[Stored data]

════════════════

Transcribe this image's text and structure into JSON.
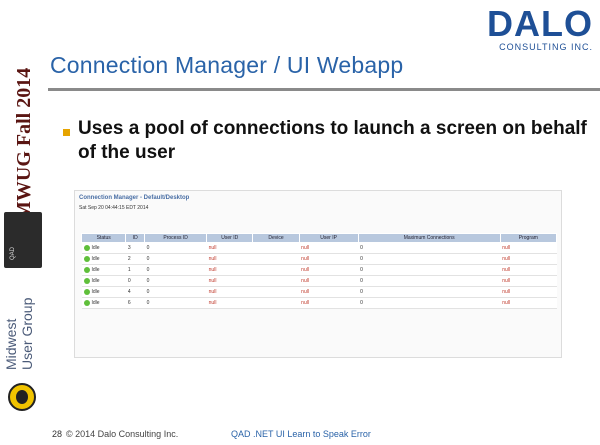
{
  "sidebar": {
    "event": "MWUG Fall 2014",
    "qad_label": "QAD",
    "group_line1": "Midwest",
    "group_line2": "User Group"
  },
  "brand": {
    "name": "DALO",
    "sub": "CONSULTING INC."
  },
  "slide": {
    "title": "Connection Manager / UI Webapp",
    "bullet": "Uses a pool of connections to launch a screen on behalf of the user"
  },
  "screenshot": {
    "title": "Connection Manager - Default/Desktop",
    "date": "Sat Sep 20 04:44:15 EDT 2014",
    "columns": [
      "Status",
      "ID",
      "Process ID",
      "User ID",
      "Device",
      "User IP",
      "Maximum Connections",
      "Program"
    ],
    "rows": [
      {
        "status": "Idle",
        "id": "3",
        "pid": "0",
        "user": "null",
        "device": "",
        "ip": "null",
        "max": "0",
        "program": "null"
      },
      {
        "status": "Idle",
        "id": "2",
        "pid": "0",
        "user": "null",
        "device": "",
        "ip": "null",
        "max": "0",
        "program": "null"
      },
      {
        "status": "Idle",
        "id": "1",
        "pid": "0",
        "user": "null",
        "device": "",
        "ip": "null",
        "max": "0",
        "program": "null"
      },
      {
        "status": "Idle",
        "id": "0",
        "pid": "0",
        "user": "null",
        "device": "",
        "ip": "null",
        "max": "0",
        "program": "null"
      },
      {
        "status": "Idle",
        "id": "4",
        "pid": "0",
        "user": "null",
        "device": "",
        "ip": "null",
        "max": "0",
        "program": "null"
      },
      {
        "status": "Idle",
        "id": "6",
        "pid": "0",
        "user": "null",
        "device": "",
        "ip": "null",
        "max": "0",
        "program": "null"
      }
    ]
  },
  "footer": {
    "page": "28",
    "copyright": "© 2014 Dalo Consulting Inc.",
    "center": "QAD .NET UI Learn to Speak Error"
  }
}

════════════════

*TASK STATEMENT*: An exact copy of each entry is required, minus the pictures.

*RESULT BELOW*:
Transcribe this image's text and structure into JSON.
{
  "sidebar": {
    "event": "MWUG Fall 2014",
    "qad_label": "QAD",
    "group_line1": "Midwest",
    "group_line2": "User Group"
  },
  "brand": {
    "name": "DALO",
    "sub": "CONSULTING INC."
  },
  "slide": {
    "title": "Connection Manager / UI Webapp",
    "bullet": "Uses a pool of connections to launch a screen on behalf of the user"
  },
  "screenshot": {
    "title": "Connection Manager - Default/Desktop",
    "date": "Sat Sep 20 04:44:15 EDT 2014",
    "columns": [
      "Status",
      "ID",
      "Process ID",
      "User ID",
      "Device",
      "User IP",
      "Maximum Connections",
      "Program"
    ],
    "rows": [
      {
        "status": "Idle",
        "id": "3",
        "pid": "0",
        "user": "null",
        "device": "",
        "ip": "null",
        "max": "0",
        "program": "null"
      },
      {
        "status": "Idle",
        "id": "2",
        "pid": "0",
        "user": "null",
        "device": "",
        "ip": "null",
        "max": "0",
        "program": "null"
      },
      {
        "status": "Idle",
        "id": "1",
        "pid": "0",
        "user": "null",
        "device": "",
        "ip": "null",
        "max": "0",
        "program": "null"
      },
      {
        "status": "Idle",
        "id": "0",
        "pid": "0",
        "user": "null",
        "device": "",
        "ip": "null",
        "max": "0",
        "program": "null"
      },
      {
        "status": "Idle",
        "id": "4",
        "pid": "0",
        "user": "null",
        "device": "",
        "ip": "null",
        "max": "0",
        "program": "null"
      },
      {
        "status": "Idle",
        "id": "6",
        "pid": "0",
        "user": "null",
        "device": "",
        "ip": "null",
        "max": "0",
        "program": "null"
      }
    ]
  },
  "footer": {
    "page": "28",
    "copyright": "© 2014 Dalo Consulting Inc.",
    "center": "QAD .NET UI Learn to Speak Error"
  }
}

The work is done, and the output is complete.